But Jesus knows this. He understands the fear of his disciples. So immediately, he says to them, “Take courage! It is I. Don’t be afraid.” Now, the phrase “It is I.” is the same Greek translation of the great statement of the name of God, in Ex 3, when Moses asks who God is and God says, “I AM who I AM.” God’s response to his question is where the personal name of Yahweh God comes from. In the Greek, the phrase I AM is translated as “It is I.” And I think it’s no accident that when the disciples are afraid, when they’re terrified, Jesus uses such an authoritative phrase with such a clear connection to his divinity. Why should the disciples take courage? Why shouldn’t they be afraid? Because of who Jesus is. Well, who is Jesus? He is Immanuel, God-with-us. Jesus is the eternal Son of God, sent from heaven. He is the great I AM. So he is not worried about the storm or threatened by the waves. He’s not scared of the dark. But what does he do? He sees his brothers a long way off, struggling, not making progress, and he comes to them in their hour of need. This is not only who the man Jesus is — this is who God is. Do you remember when in history, God revealed that his name was Yahweh or I AM? Another time/circumstance when his people were in need. It was when they were slaves in Egypt. And what did God do? He came to them and he freed them and he led them into the promised land. He rescued/delivered them miraculously and in such a way as to make it abundantly clear that he was the only one who could be trusted to save. In Psalm 46 the psalmist says, God is our refuge and our strength, our ever-present help in times of trouble. Jesus says, “Take courage! It is I. Don’t be afraid.” And how do the disciples respond? v. 28.
Matthew 14:28-31, “Lord, if it’s you,” Peter replied, “tell me to come to you on the water.” “Come,” he said. Then Peter got down out of the boat, walked on the water and came toward Jesus. But when he saw the wind, he was afraid and, beginning to sink, cried out, “Lord, save me!” Immediately Jesus reached out his hand and caught him. “You of little faith,” he said, “why did you doubt?” So Peter here gets both the glory and the shame. Right away he exhibits the faith that if it is actually Jesus (and not a ghost), then he trusts that Jesus has the power to save him. So Peter gets out of the boat and walks on the water like Jesus. But Matthew records that Peter gets distracted. Or maybe a strong wind gust reminds him of his circumstances. And Matthew says that “when he saw the wind, he was afraid and,“ began to sink. Peter starts out great, but what does he do? He takes his eyes off of Jesus. His focus shifts from Jesus to his circumstances and what immediately happens? His fears are screaming loud again. He was afraid again. But in his fear, Peter’s response is perfect. He cries out to Jesus, “Lord, save me!” It was his distraction from Jesus that was the problem but it was his instinct to cry out to Jesus that saved him. Immediately, Matthew says, Jesus reached out his hand and caught him. Do you know what this means? Jesus was close enough to Peter to be able to catch him. Peter was literally and metaphorically drowning in fear, but Jesus was right by his side. Isn’t that a comfort to us? Not only can Jesus see and cares when his disciples are in trouble, but he is right there by our side, even when our faith is weak. He can lift us up. He who started a good work will complete it.

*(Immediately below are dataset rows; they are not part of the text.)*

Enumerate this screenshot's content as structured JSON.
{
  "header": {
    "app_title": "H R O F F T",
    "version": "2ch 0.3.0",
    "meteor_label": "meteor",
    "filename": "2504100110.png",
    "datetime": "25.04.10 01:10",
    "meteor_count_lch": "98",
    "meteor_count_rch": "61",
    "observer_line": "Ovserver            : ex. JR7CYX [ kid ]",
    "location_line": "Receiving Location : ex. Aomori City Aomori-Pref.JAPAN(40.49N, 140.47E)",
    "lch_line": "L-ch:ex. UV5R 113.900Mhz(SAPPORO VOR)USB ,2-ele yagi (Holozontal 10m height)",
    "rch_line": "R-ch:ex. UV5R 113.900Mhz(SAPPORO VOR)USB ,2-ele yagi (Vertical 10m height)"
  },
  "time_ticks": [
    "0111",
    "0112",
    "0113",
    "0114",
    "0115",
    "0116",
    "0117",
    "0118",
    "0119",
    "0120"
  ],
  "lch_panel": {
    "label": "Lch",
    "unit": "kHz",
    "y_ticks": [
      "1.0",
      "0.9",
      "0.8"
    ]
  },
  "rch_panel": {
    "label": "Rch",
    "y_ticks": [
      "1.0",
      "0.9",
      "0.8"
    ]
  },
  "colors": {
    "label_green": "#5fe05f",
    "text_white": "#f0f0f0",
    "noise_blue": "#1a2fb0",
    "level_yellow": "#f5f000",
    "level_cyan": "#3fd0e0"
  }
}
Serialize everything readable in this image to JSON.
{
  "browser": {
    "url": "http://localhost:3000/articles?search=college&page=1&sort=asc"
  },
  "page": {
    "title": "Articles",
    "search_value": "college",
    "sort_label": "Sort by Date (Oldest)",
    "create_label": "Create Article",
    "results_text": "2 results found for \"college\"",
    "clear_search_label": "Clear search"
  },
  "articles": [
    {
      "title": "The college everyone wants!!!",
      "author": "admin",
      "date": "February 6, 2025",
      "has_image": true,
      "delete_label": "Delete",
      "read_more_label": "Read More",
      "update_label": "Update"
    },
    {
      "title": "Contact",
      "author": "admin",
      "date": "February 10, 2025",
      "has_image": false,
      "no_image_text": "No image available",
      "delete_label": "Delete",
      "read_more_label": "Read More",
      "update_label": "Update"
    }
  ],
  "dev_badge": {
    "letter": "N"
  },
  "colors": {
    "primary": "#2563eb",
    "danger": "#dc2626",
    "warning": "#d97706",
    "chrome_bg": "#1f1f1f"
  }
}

“You of little faith,” Jesus says, “why did you doubt?” And it’s here that Jesus directly connects faith to fear, or more accurately, a lack of faith to fear. Peter’s fear comes from his doubt. Every creaturely fear is an act of spiritual forgetfulness for the follower of Jesus. Why? Because of who God is. But also, this question of Jesus implies that faith has the power to displace fear. Now, remember, first the disciples’ fear/terror and then, more specifically, Peter’s fear is a perfectly natural response to the very real threats in their environment/circumstances. They aren’t delusional. And they aren’t worried about hypothetical situations that may never happen. They are in a boat, struggling to get to safety against a very real wind, in the middle of a storm, and they think they see a ghost. You and I would likely be afraid in that situation as well. But in the interaction between Jesus and Peter, the disciples realize it’s no ghost who has come to torment them. It is their friend and their Lord who has come to their aid. Let’s finish this with v. 32.

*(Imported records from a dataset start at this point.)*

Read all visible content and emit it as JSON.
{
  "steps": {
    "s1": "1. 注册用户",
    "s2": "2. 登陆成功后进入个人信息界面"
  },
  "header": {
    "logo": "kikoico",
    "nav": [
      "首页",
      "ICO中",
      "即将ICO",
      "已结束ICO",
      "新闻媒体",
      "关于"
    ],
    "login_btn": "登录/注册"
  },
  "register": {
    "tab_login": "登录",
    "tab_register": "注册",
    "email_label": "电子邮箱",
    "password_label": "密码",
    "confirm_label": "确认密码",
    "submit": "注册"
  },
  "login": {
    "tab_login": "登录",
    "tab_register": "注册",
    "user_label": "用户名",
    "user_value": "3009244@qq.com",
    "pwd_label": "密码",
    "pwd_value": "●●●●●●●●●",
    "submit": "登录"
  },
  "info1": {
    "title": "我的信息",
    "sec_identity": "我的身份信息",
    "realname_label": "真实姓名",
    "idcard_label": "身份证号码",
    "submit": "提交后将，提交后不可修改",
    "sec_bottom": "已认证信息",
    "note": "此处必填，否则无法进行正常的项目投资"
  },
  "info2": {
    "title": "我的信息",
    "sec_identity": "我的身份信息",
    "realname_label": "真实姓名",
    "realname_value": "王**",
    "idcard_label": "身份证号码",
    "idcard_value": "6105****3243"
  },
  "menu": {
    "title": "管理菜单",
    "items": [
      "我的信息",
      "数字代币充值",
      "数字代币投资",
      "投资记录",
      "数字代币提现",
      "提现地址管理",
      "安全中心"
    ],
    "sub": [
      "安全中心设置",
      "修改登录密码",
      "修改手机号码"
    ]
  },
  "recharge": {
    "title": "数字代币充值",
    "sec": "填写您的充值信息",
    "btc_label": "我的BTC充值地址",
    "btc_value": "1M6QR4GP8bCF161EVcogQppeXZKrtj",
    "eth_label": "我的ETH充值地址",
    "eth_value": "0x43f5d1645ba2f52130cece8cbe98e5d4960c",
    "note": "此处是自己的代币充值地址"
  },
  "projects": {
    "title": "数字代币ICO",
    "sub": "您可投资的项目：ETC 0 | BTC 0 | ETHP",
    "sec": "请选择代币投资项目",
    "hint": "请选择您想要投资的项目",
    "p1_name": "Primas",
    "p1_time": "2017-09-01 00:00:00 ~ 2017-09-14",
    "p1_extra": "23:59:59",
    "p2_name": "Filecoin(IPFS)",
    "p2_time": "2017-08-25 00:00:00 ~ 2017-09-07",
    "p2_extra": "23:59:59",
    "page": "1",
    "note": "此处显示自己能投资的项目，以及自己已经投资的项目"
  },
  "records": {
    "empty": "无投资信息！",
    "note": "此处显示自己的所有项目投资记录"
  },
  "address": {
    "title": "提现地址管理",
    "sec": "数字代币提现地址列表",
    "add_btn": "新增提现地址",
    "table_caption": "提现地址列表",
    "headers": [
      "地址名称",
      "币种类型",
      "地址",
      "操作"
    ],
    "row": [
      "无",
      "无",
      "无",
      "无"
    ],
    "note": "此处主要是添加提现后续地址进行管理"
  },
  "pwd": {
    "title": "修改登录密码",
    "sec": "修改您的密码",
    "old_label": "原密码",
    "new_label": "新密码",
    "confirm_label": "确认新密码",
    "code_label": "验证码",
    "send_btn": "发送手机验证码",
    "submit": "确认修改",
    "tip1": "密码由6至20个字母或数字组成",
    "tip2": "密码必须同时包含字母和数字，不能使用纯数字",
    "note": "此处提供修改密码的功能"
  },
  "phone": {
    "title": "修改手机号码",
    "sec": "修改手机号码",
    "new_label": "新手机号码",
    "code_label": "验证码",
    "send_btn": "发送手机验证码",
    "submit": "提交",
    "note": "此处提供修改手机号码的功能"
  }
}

Matthew 14:32-33, “And when they climbed into the boat, the wind died down. Then those who were in the boat worshiped him, saying, “Truly you are the Son of God.” Jesus is with them. And they are more than safe. They are eternally secure. Even if Jesus would’ve allowed the storm to take his disciples, would they ever have been lost, even for a moment? Absolutely not. Why? Because on the cross, Jesus conquered our sin. And the empty tomb means that sin and death are no longer obstacles between us and the life that God has created us to enjoy. A life with him. A life of joy. A life our courage and hope and peace. By faith, Jesus turns the disciples’ worries into worship. When they see his power and they understand they are safe, they worshiped him, as they should. So in this story, and in many other stories in the Bible, we discover an amazing truth.

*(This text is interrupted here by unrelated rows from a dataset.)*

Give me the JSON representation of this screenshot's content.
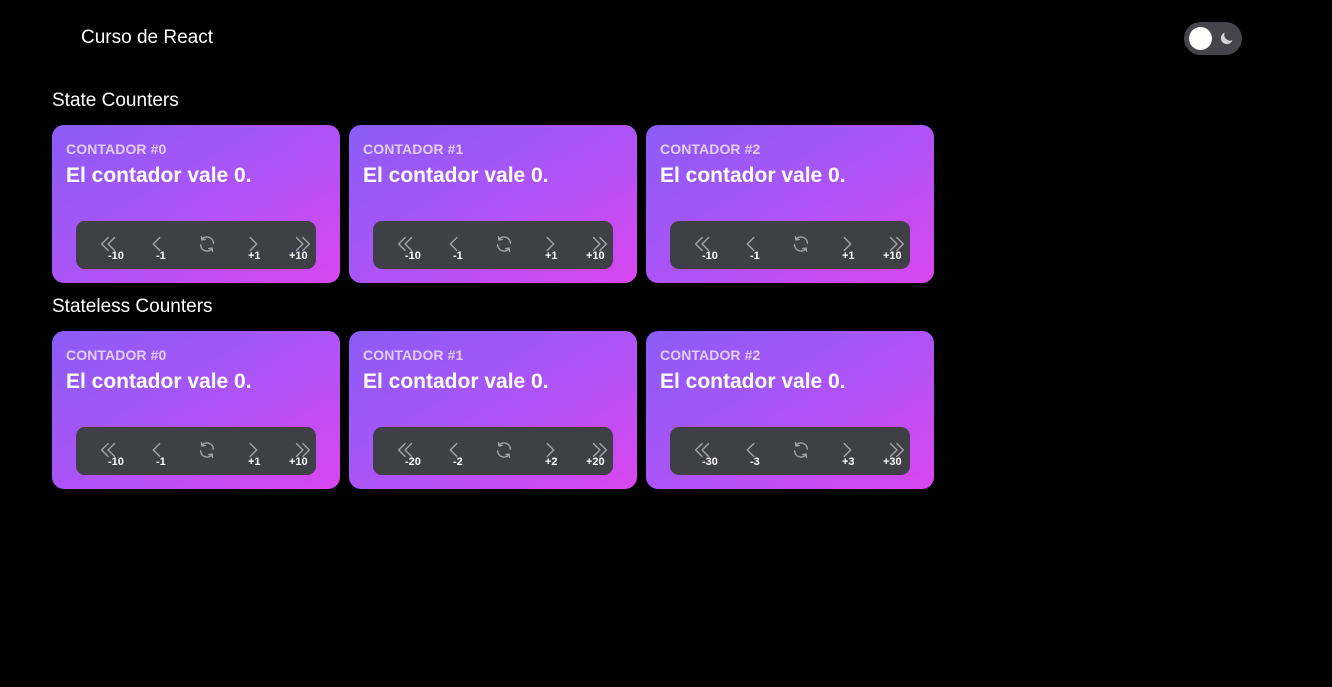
{
  "app": {
    "title": "Curso de React"
  },
  "theme_toggle": {
    "mode": "dark"
  },
  "sections": [
    {
      "title": "State Counters",
      "cards": [
        {
          "label": "CONTADOR #0",
          "text": "El contador vale 0.",
          "steps": [
            "-10",
            "-1",
            "+1",
            "+10"
          ]
        },
        {
          "label": "CONTADOR #1",
          "text": "El contador vale 0.",
          "steps": [
            "-10",
            "-1",
            "+1",
            "+10"
          ]
        },
        {
          "label": "CONTADOR #2",
          "text": "El contador vale 0.",
          "steps": [
            "-10",
            "-1",
            "+1",
            "+10"
          ]
        }
      ]
    },
    {
      "title": "Stateless Counters",
      "cards": [
        {
          "label": "CONTADOR #0",
          "text": "El contador vale 0.",
          "steps": [
            "-10",
            "-1",
            "+1",
            "+10"
          ]
        },
        {
          "label": "CONTADOR #1",
          "text": "El contador vale 0.",
          "steps": [
            "-20",
            "-2",
            "+2",
            "+20"
          ]
        },
        {
          "label": "CONTADOR #2",
          "text": "El contador vale 0.",
          "steps": [
            "-30",
            "-3",
            "+3",
            "+30"
          ]
        }
      ]
    }
  ],
  "colors": {
    "background": "#000000",
    "card_gradient_start": "#8b5cf6",
    "card_gradient_end": "#d946ef",
    "controls_background": "#3f3f46",
    "label_color": "#e2cdfc"
  },
  "icons": {
    "double_left": "chevrons-left-icon",
    "left": "chevron-left-icon",
    "reset": "refresh-icon",
    "right": "chevron-right-icon",
    "double_right": "chevrons-right-icon",
    "theme": "moon-icon"
  }
}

When God is Big…Fears are Quieted. The most common command in the Bible is “do not be afraid.” You see, when God is small…when we lose sight of him or when we are distracted from him, then our fears are natural and overwhelming — fear is loud. But when God is big…when we walk by faith and not sight, when we stay focused on Jesus, we are held up by his loving power — and fears are quieted. Courage is possible. So when fear threatens to overwhelm us, what do we do? Take the words of the Apostle Paul to heart.
Col 3:1-4, “Since, then, you have been raised with Christ, set your hearts on things above, where Christ is, seated at the right hand of God. Set your minds on things above, not on earthly things. For you died, and your life is now hidden with Christ in God. When Christ, who is your life, appears, then you also will appear with him in glory.” I was reminded this week that you can’t always change your circumstances, but you can change your perspective. When God is big, it changes everything. Including how we deal with our fears. Do you believe this?